The common heath, Epacris impressa, has the distinction of being the first flower to be officially proclaimed an Australian state floral emblem.
It was agreed at a meeting in 1951 by representatives of interested government departments, societies and individuals to name the common heath as the floral emblem of Victoria. Official proclamation of Victoria's state flower was made in 1958.
The generic name Epacris comes from the Greek epi (upon) and akris (hill) and refers to the elevated habitat of some of its species. While the flower is certainly impressive, particularly when blooming en masse, impressa is Latin for "impressed" or "indented" and refers to five dimples on the outside of the basal part of the floral tube.
The flower has a number of color forms including pure white, pale pink, rose pink, crimson, scarlet and rare double-flowered forms. The pink form is the official state flower of Victoria.

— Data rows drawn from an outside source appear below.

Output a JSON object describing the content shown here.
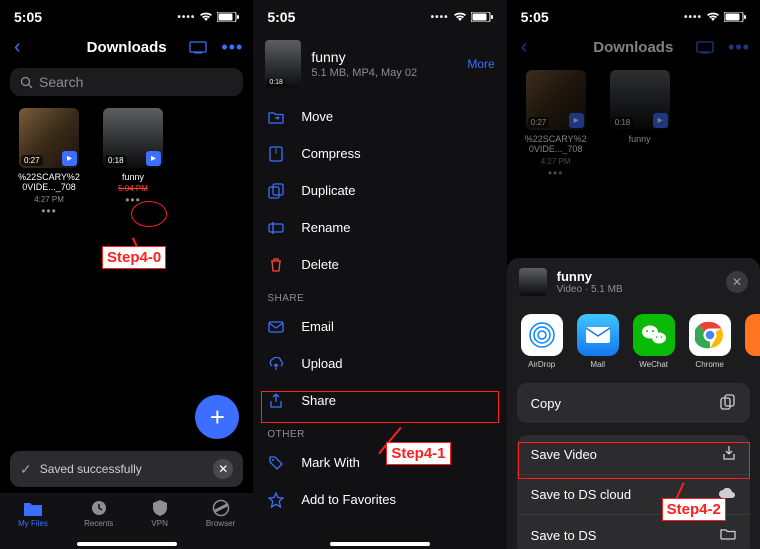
{
  "status": {
    "time": "5:05"
  },
  "screen1": {
    "title": "Downloads",
    "searchPlaceholder": "Search",
    "files": [
      {
        "name": "%22SCARY%20VIDE..._708",
        "time": "4:27 PM",
        "duration": "0:27"
      },
      {
        "name": "funny",
        "time": "5:04 PM",
        "duration": "0:18"
      }
    ],
    "fab": "+",
    "toast": "Saved successfully",
    "tabs": {
      "myfiles": "My Files",
      "recents": "Recents",
      "vpn": "VPN",
      "browser": "Browser"
    },
    "annotation": "Step4-0"
  },
  "screen2": {
    "file": {
      "name": "funny",
      "meta": "5.1 MB, MP4, May 02",
      "more": "More",
      "duration": "0:18"
    },
    "items": {
      "move": "Move",
      "compress": "Compress",
      "duplicate": "Duplicate",
      "rename": "Rename",
      "delete": "Delete",
      "email": "Email",
      "upload": "Upload",
      "share": "Share",
      "markwith": "Mark With",
      "addfav": "Add to Favorites"
    },
    "sections": {
      "share": "SHARE",
      "other": "OTHER"
    },
    "annotation": "Step4-1"
  },
  "screen3": {
    "title": "Downloads",
    "files": [
      {
        "name": "%22SCARY%20VIDE..._708",
        "time": "4:27 PM",
        "duration": "0:27"
      },
      {
        "name": "funny",
        "time": "",
        "duration": "0:18"
      }
    ],
    "sheet": {
      "name": "funny",
      "sub": "Video · 5.1 MB",
      "apps": {
        "airdrop": "AirDrop",
        "mail": "Mail",
        "wechat": "WeChat",
        "chrome": "Chrome"
      },
      "copy": "Copy",
      "savevideo": "Save Video",
      "savedscloud": "Save to DS cloud",
      "saveds": "Save to DS"
    },
    "annotation": "Step4-2"
  }
}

The flowers are tubular and sometimes densely packed around the stem in the leaf axils. This gives the flower cluster a cylindrical brushlike appearance.
A slender, upright shrub growing to a metre or so in height, the common heath flowers from late autumn to late spring, peaking in winter.
In Victoria the common heath is found in coastal regions and nearby foothills, the Grampians and the Little Desert. It also grows in New South Wales, South Australia and Tasmania.
The common heath may be propagated from seed and plants are suitable for cultivation in cool, moist areas in well-drained acidic soils.
(Source: Australian National Botanic Gardens.)